What’s so grating about this remark is that Robertson is a man of God, and as such ought to be much more careful about indulging speculation about resorting to violence than the average public figure. Assassinating tyrants may well be morally justifiable, but if a man of the cloth can’t at least offer caution and restraint on our impulses in that direction, he’s really not doing Jesus or His followers any favors.
And in that regard, this is considerably more problematic than just praying for the Lord to engage in some Old Testament-style smiting of Chavez. That, after all, is the distinction I find so troubling about many Muslim leaders; as I’ve written before:
I have no problem with people who believe that God is going to send me to Hell for being a Catholic. They believe their thing, and I believe mine. I have a major problem with people who think that they, rather than God Himself, should send me there.
(More on related topics here, here and here).
Of course, unlike many of the pronouncements of radical mullahs, nobody can seriously believe that anyone will threaten the life of Chavez as a result of Robertson’s statement, so it’s not really comparable in terms of the direct mischief caused.
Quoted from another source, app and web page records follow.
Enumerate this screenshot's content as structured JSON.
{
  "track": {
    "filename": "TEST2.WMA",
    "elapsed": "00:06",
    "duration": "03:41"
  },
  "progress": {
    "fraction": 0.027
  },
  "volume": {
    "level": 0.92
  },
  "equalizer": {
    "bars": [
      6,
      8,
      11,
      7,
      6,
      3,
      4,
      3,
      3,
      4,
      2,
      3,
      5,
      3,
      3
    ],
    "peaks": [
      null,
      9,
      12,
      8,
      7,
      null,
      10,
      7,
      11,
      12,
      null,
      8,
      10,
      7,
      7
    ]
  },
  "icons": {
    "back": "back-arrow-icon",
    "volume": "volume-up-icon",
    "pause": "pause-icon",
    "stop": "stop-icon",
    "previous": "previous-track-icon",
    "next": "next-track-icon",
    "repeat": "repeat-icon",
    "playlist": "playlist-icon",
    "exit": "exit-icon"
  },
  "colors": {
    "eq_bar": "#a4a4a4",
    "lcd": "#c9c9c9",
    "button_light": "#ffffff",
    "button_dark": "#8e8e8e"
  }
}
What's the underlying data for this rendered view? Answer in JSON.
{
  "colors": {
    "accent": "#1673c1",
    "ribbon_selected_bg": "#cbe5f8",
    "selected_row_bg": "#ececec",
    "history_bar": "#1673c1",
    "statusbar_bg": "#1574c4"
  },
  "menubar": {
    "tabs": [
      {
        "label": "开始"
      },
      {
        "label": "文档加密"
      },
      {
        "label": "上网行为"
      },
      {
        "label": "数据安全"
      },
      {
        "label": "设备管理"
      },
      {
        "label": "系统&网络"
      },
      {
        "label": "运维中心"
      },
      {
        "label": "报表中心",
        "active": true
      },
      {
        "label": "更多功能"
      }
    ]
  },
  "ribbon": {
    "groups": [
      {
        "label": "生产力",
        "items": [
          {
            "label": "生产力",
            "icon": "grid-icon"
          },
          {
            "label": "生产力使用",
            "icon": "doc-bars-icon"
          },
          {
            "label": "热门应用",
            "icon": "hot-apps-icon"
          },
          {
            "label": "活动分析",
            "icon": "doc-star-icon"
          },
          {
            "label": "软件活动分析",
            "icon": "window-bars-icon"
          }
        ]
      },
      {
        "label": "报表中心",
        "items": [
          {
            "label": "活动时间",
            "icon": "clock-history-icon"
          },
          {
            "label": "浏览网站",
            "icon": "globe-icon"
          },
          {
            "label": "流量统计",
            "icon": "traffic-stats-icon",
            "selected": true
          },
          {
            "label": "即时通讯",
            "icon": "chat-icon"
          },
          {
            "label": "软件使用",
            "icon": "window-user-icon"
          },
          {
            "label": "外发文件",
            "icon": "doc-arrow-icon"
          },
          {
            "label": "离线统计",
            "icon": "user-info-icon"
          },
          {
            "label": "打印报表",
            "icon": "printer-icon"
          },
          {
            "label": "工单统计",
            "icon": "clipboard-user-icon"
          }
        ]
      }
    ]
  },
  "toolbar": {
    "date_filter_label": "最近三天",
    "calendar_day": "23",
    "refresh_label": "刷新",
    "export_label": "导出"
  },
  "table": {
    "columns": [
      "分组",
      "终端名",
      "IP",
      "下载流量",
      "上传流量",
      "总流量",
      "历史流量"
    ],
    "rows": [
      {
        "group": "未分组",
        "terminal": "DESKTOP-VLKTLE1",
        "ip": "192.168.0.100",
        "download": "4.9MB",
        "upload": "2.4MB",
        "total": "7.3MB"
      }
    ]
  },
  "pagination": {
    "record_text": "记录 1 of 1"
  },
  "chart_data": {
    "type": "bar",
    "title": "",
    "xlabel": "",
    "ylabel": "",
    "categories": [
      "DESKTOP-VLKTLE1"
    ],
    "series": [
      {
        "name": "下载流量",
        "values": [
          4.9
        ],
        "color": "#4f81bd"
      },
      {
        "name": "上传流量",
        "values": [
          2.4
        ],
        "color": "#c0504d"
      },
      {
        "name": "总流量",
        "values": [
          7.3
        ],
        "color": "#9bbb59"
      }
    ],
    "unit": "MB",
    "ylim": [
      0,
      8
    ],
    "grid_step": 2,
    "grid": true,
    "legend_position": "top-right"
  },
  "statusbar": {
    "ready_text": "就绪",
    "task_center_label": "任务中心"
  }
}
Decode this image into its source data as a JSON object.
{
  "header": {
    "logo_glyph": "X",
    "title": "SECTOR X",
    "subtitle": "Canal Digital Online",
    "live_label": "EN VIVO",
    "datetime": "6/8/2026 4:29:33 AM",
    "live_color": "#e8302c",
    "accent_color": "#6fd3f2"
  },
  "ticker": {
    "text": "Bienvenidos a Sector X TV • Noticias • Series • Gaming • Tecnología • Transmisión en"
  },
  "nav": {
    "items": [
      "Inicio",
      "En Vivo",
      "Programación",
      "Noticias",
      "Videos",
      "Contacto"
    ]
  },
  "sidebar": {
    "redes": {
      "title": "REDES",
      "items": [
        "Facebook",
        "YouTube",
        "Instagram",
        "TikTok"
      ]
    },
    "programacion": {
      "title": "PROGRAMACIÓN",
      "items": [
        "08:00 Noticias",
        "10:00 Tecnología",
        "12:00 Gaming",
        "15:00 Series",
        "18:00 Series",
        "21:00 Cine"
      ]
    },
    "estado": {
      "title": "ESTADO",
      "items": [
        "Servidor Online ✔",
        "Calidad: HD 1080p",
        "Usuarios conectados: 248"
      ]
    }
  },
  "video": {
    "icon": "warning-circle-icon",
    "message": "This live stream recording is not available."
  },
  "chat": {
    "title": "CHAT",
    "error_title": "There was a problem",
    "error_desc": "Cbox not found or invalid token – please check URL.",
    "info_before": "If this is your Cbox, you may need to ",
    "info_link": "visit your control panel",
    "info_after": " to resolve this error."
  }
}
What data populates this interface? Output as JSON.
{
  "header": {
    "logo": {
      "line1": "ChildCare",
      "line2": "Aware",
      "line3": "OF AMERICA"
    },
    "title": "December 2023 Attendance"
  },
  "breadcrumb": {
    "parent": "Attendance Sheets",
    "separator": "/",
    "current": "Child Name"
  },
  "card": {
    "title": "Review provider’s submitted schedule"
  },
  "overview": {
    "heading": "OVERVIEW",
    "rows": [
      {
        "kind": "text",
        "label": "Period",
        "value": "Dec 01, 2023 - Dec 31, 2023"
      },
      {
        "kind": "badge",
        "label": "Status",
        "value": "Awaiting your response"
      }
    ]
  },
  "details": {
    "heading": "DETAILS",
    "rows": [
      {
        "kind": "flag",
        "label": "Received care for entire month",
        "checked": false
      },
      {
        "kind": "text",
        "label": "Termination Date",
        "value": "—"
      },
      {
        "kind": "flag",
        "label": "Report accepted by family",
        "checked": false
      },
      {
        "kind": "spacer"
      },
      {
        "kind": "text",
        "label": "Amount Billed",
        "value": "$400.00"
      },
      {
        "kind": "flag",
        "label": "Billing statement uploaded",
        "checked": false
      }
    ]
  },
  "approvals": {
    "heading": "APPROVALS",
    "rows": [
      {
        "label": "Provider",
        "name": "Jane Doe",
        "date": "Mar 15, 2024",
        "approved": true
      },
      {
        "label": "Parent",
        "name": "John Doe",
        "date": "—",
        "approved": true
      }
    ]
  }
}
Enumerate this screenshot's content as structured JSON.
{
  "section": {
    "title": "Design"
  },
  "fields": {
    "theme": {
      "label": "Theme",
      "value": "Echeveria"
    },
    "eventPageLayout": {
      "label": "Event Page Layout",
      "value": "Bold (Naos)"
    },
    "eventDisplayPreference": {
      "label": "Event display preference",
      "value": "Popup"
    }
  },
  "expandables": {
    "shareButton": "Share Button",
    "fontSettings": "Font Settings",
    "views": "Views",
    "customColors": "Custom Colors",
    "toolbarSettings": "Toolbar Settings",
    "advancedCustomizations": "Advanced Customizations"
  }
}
Instead, what’s much more damaging about Robertson is simply that it gives Chavez, who like most tyrants thrives on his self-arrogated role as a victim of American plots, an excuse to further consolidate his power and spread yet more anti-American propaganda in Latin America. Thanks, Pat. You’ve given the real bad guys ammunition just as much as Dick Durbin ever did.
Finally, two last notes:
*Predictably, there was no such hue and cry when George Stephanopolous called for assassinating Saddam in 1997. (Via Wizbang). But in fairness, the situations were not the same. Chavez was orignally democratically elected, and while his re-election was likely the result of violent intimidation and outright fraud, he has considerably more plausible claims to some sort of legitimacy than Saddam did. Also, by 1997 we’d been to war with Saddam once, and appeared to be on the eve of war with him again as part of his decade-long failure to comply with the terms of the cease-fire; he’d tried to assassinate a former US president himself, he was openly paying terrorists in Israel, he’d been to war with Kuwait and Iran and bombed Israel and Saudi Arabia, he’d used chemical weapons in battle and against his own people . . . you know the drill. Chavez has made all sorts of trouble and promises more to come, but he doesn’t (yet) have the kind of rap sheet Saddam did as far as putting himself beyond the pale of even the kind of conduct we have wearily grown to expect from rogue states, let alone civilized nations.
*Byron York argues that Robertson isn’t as irrelevant to conservatism as some commentators make him out to be. Although he may in some ways be right, I find York’s argument a bit unconvincing, as all he really points to is Robertson’s TV ratings, and not everyone who still watches his show necessarily takes his political meanderings all that seriously.